(Excerpted data Opens)
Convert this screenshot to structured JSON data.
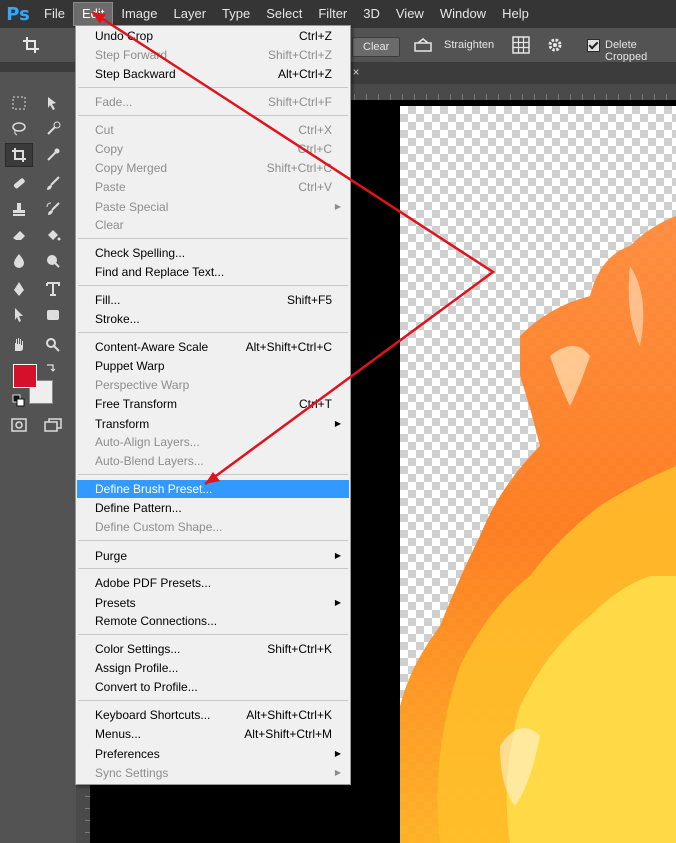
{
  "app": {
    "logo": "Ps",
    "menubar": [
      "File",
      "Edit",
      "Image",
      "Layer",
      "Type",
      "Select",
      "Filter",
      "3D",
      "View",
      "Window",
      "Help"
    ]
  },
  "options": {
    "clear": "Clear",
    "straighten": "Straighten",
    "delete_cropped": "Delete Cropped"
  },
  "colors": {
    "foreground": "#d4102a",
    "background": "#eeeeee",
    "highlight": "#3399ff"
  },
  "edit_menu": {
    "items": [
      {
        "label": "Undo Crop",
        "shortcut": "Ctrl+Z",
        "state": "enabled"
      },
      {
        "label": "Step Forward",
        "shortcut": "Shift+Ctrl+Z",
        "state": "disabled"
      },
      {
        "label": "Step Backward",
        "shortcut": "Alt+Ctrl+Z",
        "state": "enabled"
      },
      {
        "label": "Fade...",
        "shortcut": "Shift+Ctrl+F",
        "state": "disabled"
      },
      {
        "label": "Cut",
        "shortcut": "Ctrl+X",
        "state": "disabled"
      },
      {
        "label": "Copy",
        "shortcut": "Ctrl+C",
        "state": "disabled"
      },
      {
        "label": "Copy Merged",
        "shortcut": "Shift+Ctrl+C",
        "state": "disabled"
      },
      {
        "label": "Paste",
        "shortcut": "Ctrl+V",
        "state": "disabled"
      },
      {
        "label": "Paste Special",
        "shortcut": "",
        "state": "disabled",
        "submenu": true
      },
      {
        "label": "Clear",
        "shortcut": "",
        "state": "disabled"
      },
      {
        "label": "Check Spelling...",
        "shortcut": "",
        "state": "enabled"
      },
      {
        "label": "Find and Replace Text...",
        "shortcut": "",
        "state": "enabled"
      },
      {
        "label": "Fill...",
        "shortcut": "Shift+F5",
        "state": "enabled"
      },
      {
        "label": "Stroke...",
        "shortcut": "",
        "state": "enabled"
      },
      {
        "label": "Content-Aware Scale",
        "shortcut": "Alt+Shift+Ctrl+C",
        "state": "enabled"
      },
      {
        "label": "Puppet Warp",
        "shortcut": "",
        "state": "enabled"
      },
      {
        "label": "Perspective Warp",
        "shortcut": "",
        "state": "disabled"
      },
      {
        "label": "Free Transform",
        "shortcut": "Ctrl+T",
        "state": "enabled"
      },
      {
        "label": "Transform",
        "shortcut": "",
        "state": "enabled",
        "submenu": true
      },
      {
        "label": "Auto-Align Layers...",
        "shortcut": "",
        "state": "disabled"
      },
      {
        "label": "Auto-Blend Layers...",
        "shortcut": "",
        "state": "disabled"
      },
      {
        "label": "Define Brush Preset...",
        "shortcut": "",
        "state": "highlighted"
      },
      {
        "label": "Define Pattern...",
        "shortcut": "",
        "state": "enabled"
      },
      {
        "label": "Define Custom Shape...",
        "shortcut": "",
        "state": "disabled"
      },
      {
        "label": "Purge",
        "shortcut": "",
        "state": "enabled",
        "submenu": true
      },
      {
        "label": "Adobe PDF Presets...",
        "shortcut": "",
        "state": "enabled"
      },
      {
        "label": "Presets",
        "shortcut": "",
        "state": "enabled",
        "submenu": true
      },
      {
        "label": "Remote Connections...",
        "shortcut": "",
        "state": "enabled"
      },
      {
        "label": "Color Settings...",
        "shortcut": "Shift+Ctrl+K",
        "state": "enabled"
      },
      {
        "label": "Assign Profile...",
        "shortcut": "",
        "state": "enabled"
      },
      {
        "label": "Convert to Profile...",
        "shortcut": "",
        "state": "enabled"
      },
      {
        "label": "Keyboard Shortcuts...",
        "shortcut": "Alt+Shift+Ctrl+K",
        "state": "enabled"
      },
      {
        "label": "Menus...",
        "shortcut": "Alt+Shift+Ctrl+M",
        "state": "enabled"
      },
      {
        "label": "Preferences",
        "shortcut": "",
        "state": "enabled",
        "submenu": true
      },
      {
        "label": "Sync Settings",
        "shortcut": "",
        "state": "disabled",
        "submenu": true
      }
    ]
  }
}
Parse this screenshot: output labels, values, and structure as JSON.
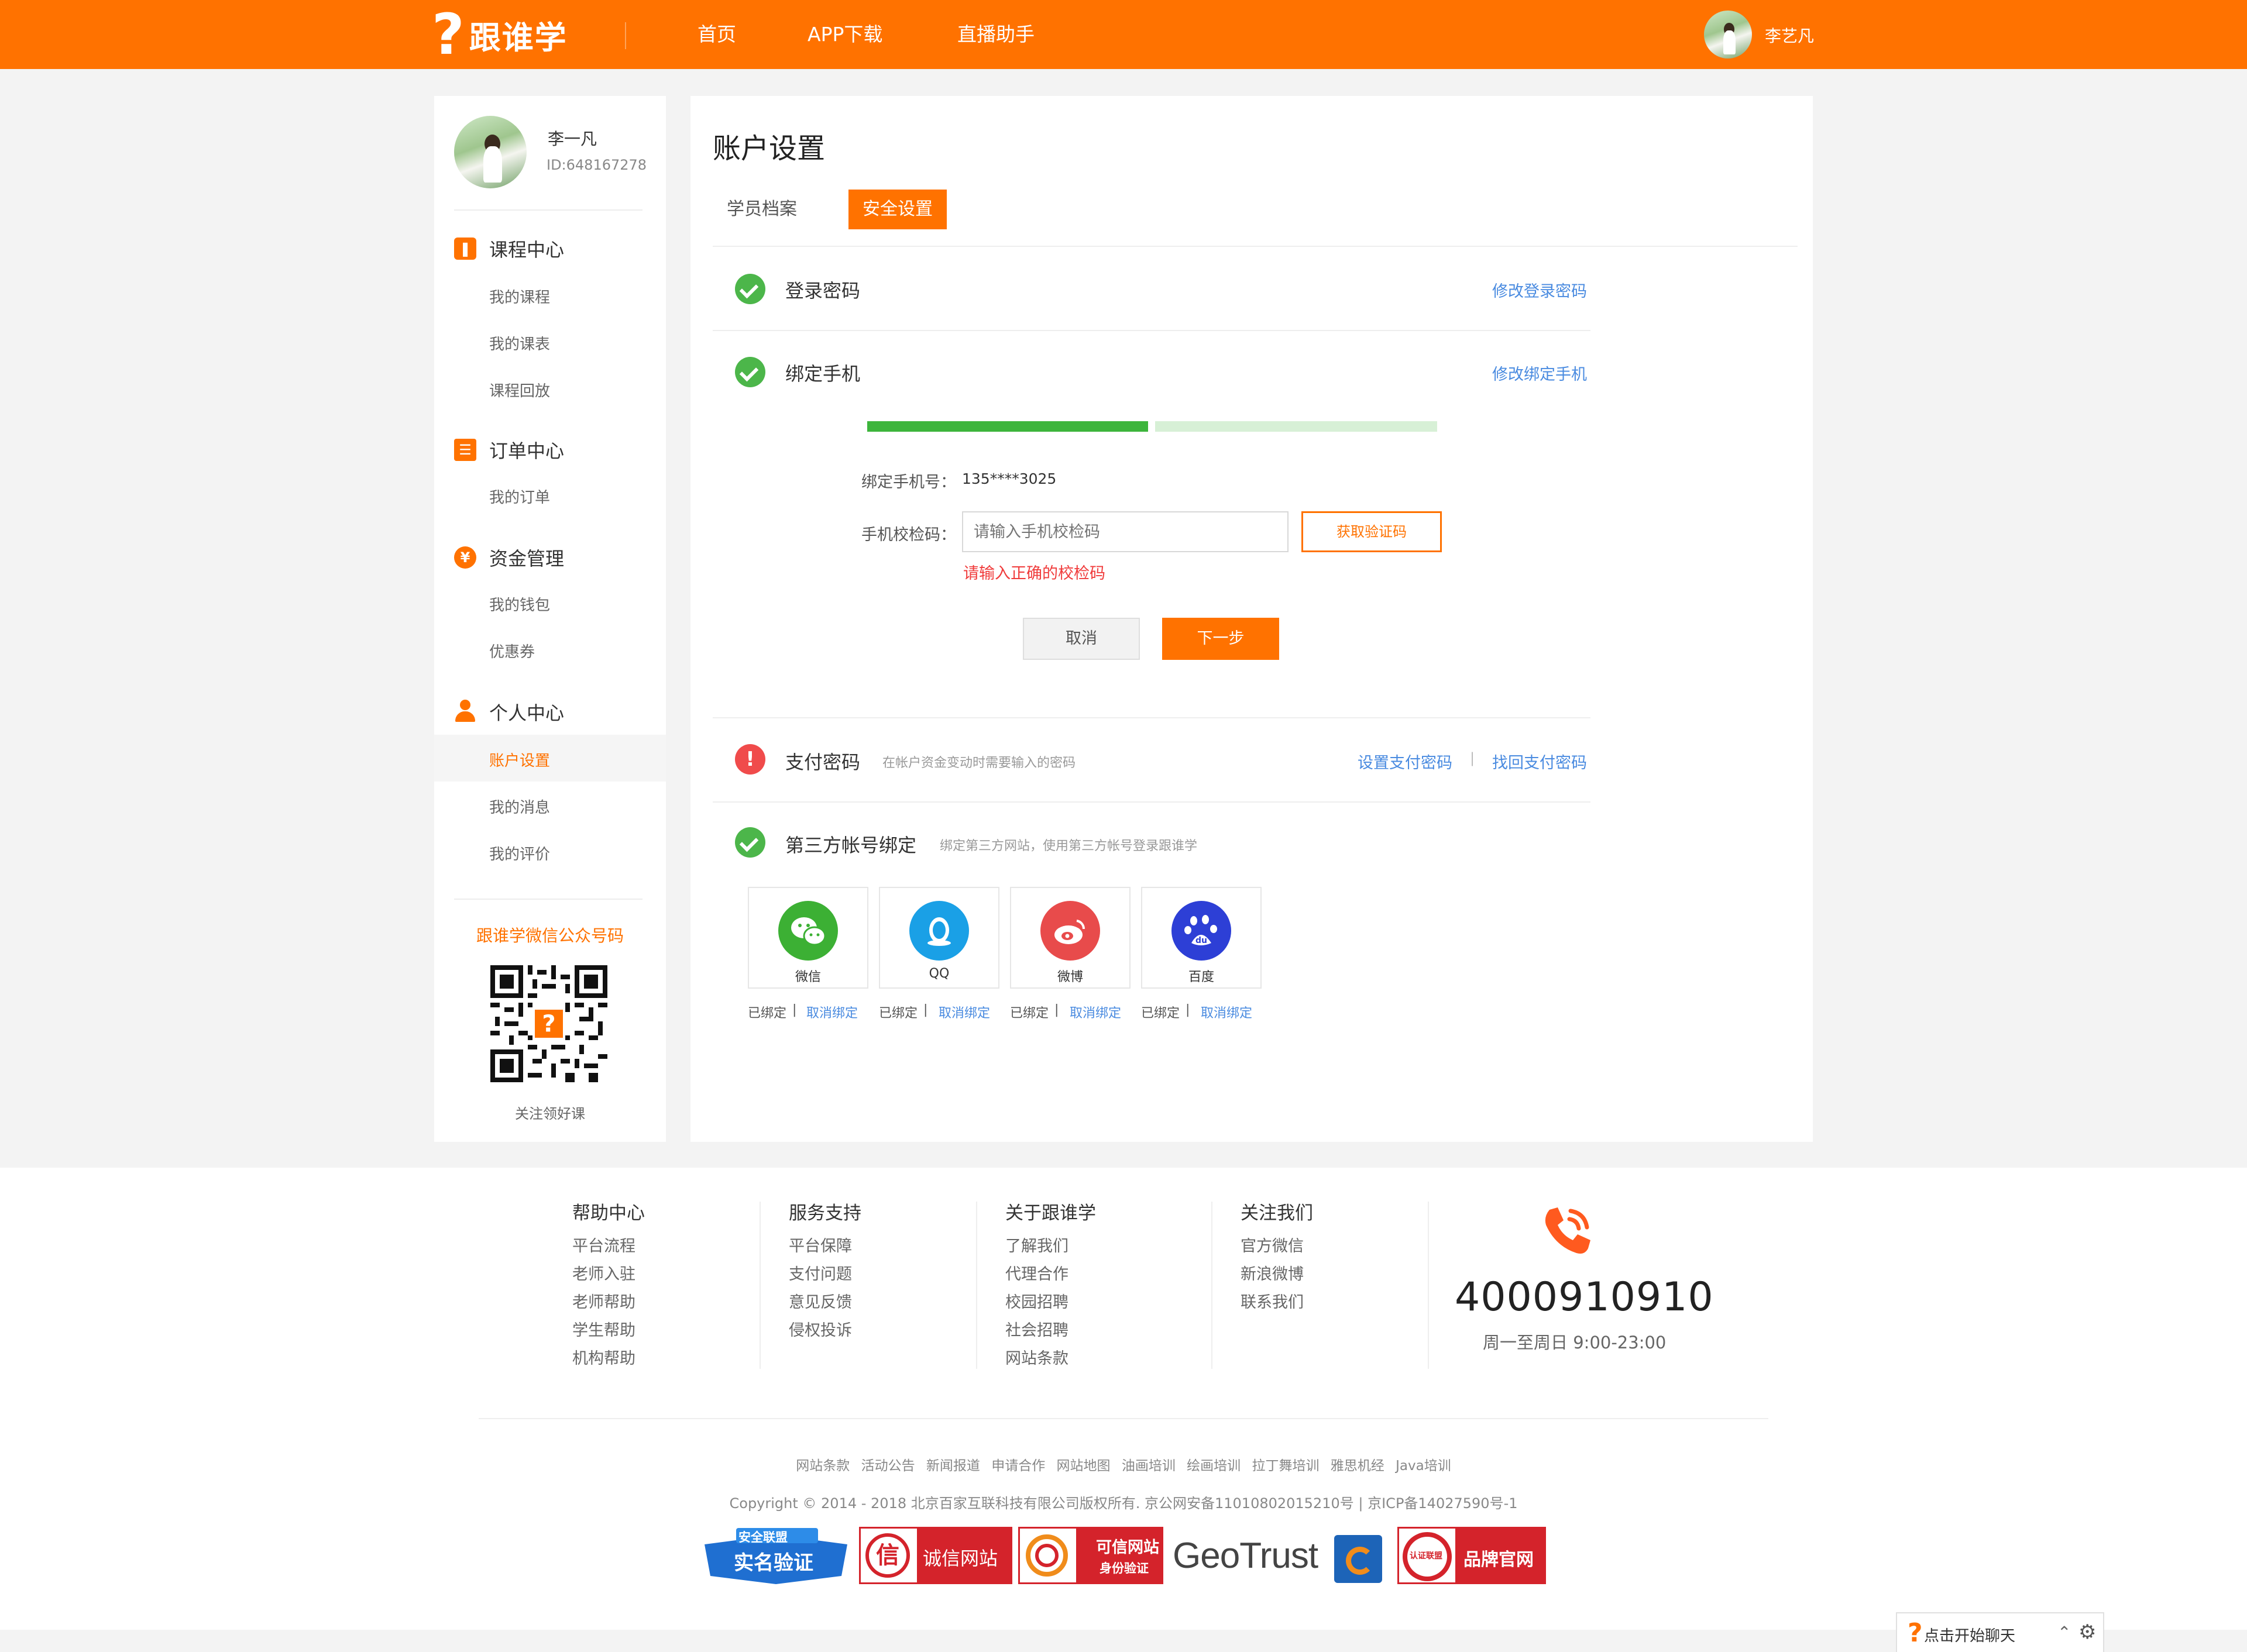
{
  "header": {
    "logo_mark": "?",
    "logo_text": "跟谁学",
    "nav": [
      "首页",
      "APP下载",
      "直播助手"
    ],
    "user_name": "李艺凡"
  },
  "sidebar": {
    "profile_name": "李一凡",
    "profile_id": "ID:648167278",
    "sections": [
      {
        "icon": "book-icon",
        "title": "课程中心",
        "links": [
          "我的课程",
          "我的课表",
          "课程回放"
        ]
      },
      {
        "icon": "order-icon",
        "title": "订单中心",
        "links": [
          "我的订单"
        ]
      },
      {
        "icon": "yuan-icon",
        "title": "资金管理",
        "links": [
          "我的钱包",
          "优惠券"
        ]
      },
      {
        "icon": "person-icon",
        "title": "个人中心",
        "links": [
          "账户设置",
          "我的消息",
          "我的评价"
        ]
      }
    ],
    "active_link": "账户设置",
    "qr_title": "跟谁学微信公众号码",
    "qr_caption": "关注领好课"
  },
  "main": {
    "title": "账户设置",
    "tabs": [
      "学员档案",
      "安全设置"
    ],
    "active_tab": "安全设置",
    "login_password": {
      "title": "登录密码",
      "action": "修改登录密码"
    },
    "phone": {
      "title": "绑定手机",
      "action": "修改绑定手机",
      "progress_step": 1,
      "progress_total": 2,
      "phone_label": "绑定手机号：",
      "phone_value": "135****3025",
      "code_label": "手机校检码：",
      "code_placeholder": "请输入手机校检码",
      "get_code": "获取验证码",
      "error": "请输入正确的校检码",
      "cancel": "取消",
      "next": "下一步"
    },
    "pay_password": {
      "title": "支付密码",
      "hint": "在帐户资金变动时需要输入的密码",
      "action_set": "设置支付密码",
      "divider": "|",
      "action_recover": "找回支付密码"
    },
    "third_party": {
      "title": "第三方帐号绑定",
      "hint": "绑定第三方网站，使用第三方帐号登录跟谁学",
      "accounts": [
        {
          "name": "微信",
          "icon": "wechat-icon",
          "color": "#3cb034",
          "status": "已绑定",
          "divider": "|",
          "cancel": "取消绑定"
        },
        {
          "name": "QQ",
          "icon": "qq-icon",
          "color": "#1aa0e6",
          "status": "已绑定",
          "divider": "|",
          "cancel": "取消绑定"
        },
        {
          "name": "微博",
          "icon": "weibo-icon",
          "color": "#e84b4b",
          "status": "已绑定",
          "divider": "|",
          "cancel": "取消绑定"
        },
        {
          "name": "百度",
          "icon": "baidu-icon",
          "color": "#2d3fd6",
          "status": "已绑定",
          "divider": "|",
          "cancel": "取消绑定"
        }
      ]
    }
  },
  "footer": {
    "columns": [
      {
        "title": "帮助中心",
        "links": [
          "平台流程",
          "老师入驻",
          "老师帮助",
          "学生帮助",
          "机构帮助"
        ]
      },
      {
        "title": "服务支持",
        "links": [
          "平台保障",
          "支付问题",
          "意见反馈",
          "侵权投诉"
        ]
      },
      {
        "title": "关于跟谁学",
        "links": [
          "了解我们",
          "代理合作",
          "校园招聘",
          "社会招聘",
          "网站条款"
        ]
      },
      {
        "title": "关注我们",
        "links": [
          "官方微信",
          "新浪微博",
          "联系我们"
        ]
      }
    ],
    "phone": "4000910910",
    "hours": "周一至周日 9:00-23:00",
    "bottom_links": [
      "网站条款",
      "活动公告",
      "新闻报道",
      "申请合作",
      "网站地图",
      "油画培训",
      "绘画培训",
      "拉丁舞培训",
      "雅思机经",
      "Java培训"
    ],
    "copyright": "Copyright © 2014 - 2018 北京百家互联科技有限公司版权所有. 京公网安备11010802015210号 | 京ICP备14027590号-1",
    "badges": {
      "anquan_top": "安全联盟",
      "anquan_main": "实名验证",
      "chengxin": "诚信网站",
      "kexin_top": "可信网站",
      "kexin_bottom": "身份验证",
      "geotrust": "GeoTrust",
      "brand": "品牌官网",
      "renzheng": "认证联盟"
    }
  },
  "chat": {
    "label": "点击开始聊天"
  },
  "colors": {
    "brand": "#ff7200",
    "link": "#4a8be0",
    "success": "#4cb64a",
    "danger": "#f04b4b"
  }
}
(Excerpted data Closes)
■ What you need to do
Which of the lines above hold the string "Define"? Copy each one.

■ Result of the task
        "label": "Define Brush Preset...",
        "label": "Define Pattern...",
        "label": "Define Custom Shape...",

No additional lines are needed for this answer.